brew install google-protobuf --without-python
brew install grpc
Check the installations with "brew list --versions", which should show -
The Python support in google-protobuf, which is on by default, didn't work for me due to signature mismatches. This is probably because the Python resources referenced in the brew formula are stale. You might be able to get protoc installed without excluding Python, but my patience digging into native code had run out at this point :) I'l go into that Burger King another time.
Version Fox Force Five
The last step for Ruby is to install the grpc gem. There were no published version that worked against the versions above or the previous 0.10.0. The answer was to patch the grpc.gemspec file in the grpc project's /src/ruby area. First, removing the "google-protobuf" dependency line entirely and then making sure "libgrpc" is set to "~> 0.11.0" (which it should be on a recent master). Then run -
gem build grpc.gemspec
gem install ./grpc-0.11.0.gem
The updated gem will appear in "gem --list". After all that, in your Gemfile you'll be able to declare -
gem 'google-protobuf', '~> 3.0.0.alpha.3.1.pre'
gem 'grpc', '0.11.0'
The 3.0.0.alpha.3.1.pre above is a cheat - it should really be 3.0.0-beta-1 to match up with the underlying protoc version installed by Brew, but as far as it goes it's been working well enough to test things out, which is all I need for the moment.
I haven't gotten round to publishing a patched gRPC gem or patching google-protobuf to get to 3.0.0-beta-1, but I'm hoping I won't have to as gRPC 0.11.0 just moved into beta (Today! I should have waited!). That should mean a round of packaging uplifts are coming which I hope will avoid the messing around described here.
Say interop one more time
In any case, Ruby/Java interop looks to work so far. This is what I've come to expect from Protocol Buffers over the years, but protoc 3 has some new features such as maps and streaming that I wanted to see in action and see how they look serialized. Also, even though HTTP/2 uptake is strong (there's very little doubt in my mind it will supersede HTTP over the years), you always want to see stuff working over the wire first hand.

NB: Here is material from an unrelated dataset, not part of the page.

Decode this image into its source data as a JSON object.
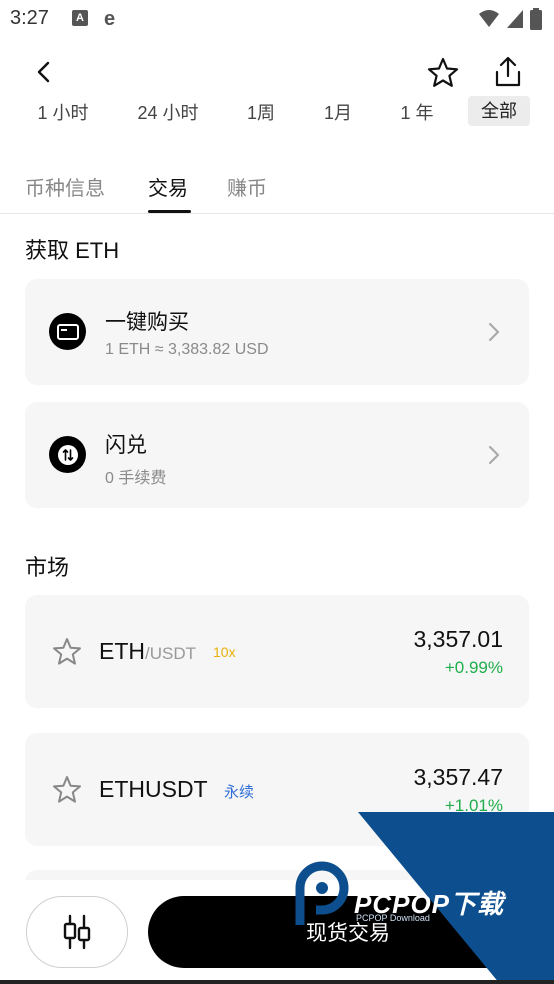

So far, the Ruby code is clean - creating a client stub is a one liner and making a call with it is another. A nice feature of the generated message code is that assignments try to honor their type - if you have a string field and try and set it to nil or another type, the code will raise. I've used protocol buffers in Java for half a decade and working with messages in version 3 is much like version 2, with the gRPC service code not unlike dealing with Thrift or a lightweight Netty service, and perhaps a bit leaner than either. Maps are very, very useful - I would upgrade for those alone.

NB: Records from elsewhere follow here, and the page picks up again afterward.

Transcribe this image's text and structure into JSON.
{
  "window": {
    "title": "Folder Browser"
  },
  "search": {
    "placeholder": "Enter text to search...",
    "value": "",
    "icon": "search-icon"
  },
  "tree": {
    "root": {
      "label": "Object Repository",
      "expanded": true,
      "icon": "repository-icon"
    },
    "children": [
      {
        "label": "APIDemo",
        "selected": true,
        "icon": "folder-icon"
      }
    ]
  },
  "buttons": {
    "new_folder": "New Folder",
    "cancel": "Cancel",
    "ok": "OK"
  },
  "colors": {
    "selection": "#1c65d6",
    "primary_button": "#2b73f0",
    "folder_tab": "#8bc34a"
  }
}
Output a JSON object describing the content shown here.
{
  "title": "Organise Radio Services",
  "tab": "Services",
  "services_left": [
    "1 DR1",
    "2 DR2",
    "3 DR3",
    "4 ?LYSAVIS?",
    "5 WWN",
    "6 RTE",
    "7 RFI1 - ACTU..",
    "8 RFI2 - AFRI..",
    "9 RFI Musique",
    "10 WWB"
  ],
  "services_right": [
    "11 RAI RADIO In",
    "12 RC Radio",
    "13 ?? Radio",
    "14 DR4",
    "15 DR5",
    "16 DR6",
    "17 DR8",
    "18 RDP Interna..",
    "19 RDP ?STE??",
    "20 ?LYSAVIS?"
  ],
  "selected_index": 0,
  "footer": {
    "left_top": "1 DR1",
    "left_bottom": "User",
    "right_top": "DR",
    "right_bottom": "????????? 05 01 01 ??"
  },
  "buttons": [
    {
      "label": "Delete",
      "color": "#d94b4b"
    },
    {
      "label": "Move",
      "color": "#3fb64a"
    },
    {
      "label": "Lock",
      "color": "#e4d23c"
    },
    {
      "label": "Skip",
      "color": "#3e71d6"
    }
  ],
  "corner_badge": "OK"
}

Perhaps the interesting overall observation here is how gRPC dependencies ripple down into Protocol Buffers and up into language libraries. It's not what you'd want to deal with generally, and if you've been through the wringer with binary formats and RPC (as I have) this post is maybe setting off alarm bells - but I'm not overly concerned. I suspect things will harden once gRPC and Protocol Buffers hit their upcoming major releases. Protocol Buffers 2 has, at least historically for me, done a good job on stability, where 'good' means viable for storage and long term soft state. Also, other Google projects tend to take their version management seriously such that I suspect it's cultural in some parts of Google - Go, Guice and Guava come to mind. Finally, HTTP/2 is baked, the next phase is really about adoption of its core elements, and while it's understandable to be concerned about binary wire formats, it's going to interop as well as any ad-hoc text format you might put together, it'll be around for a long long time. and it will inevitably have good operational tools.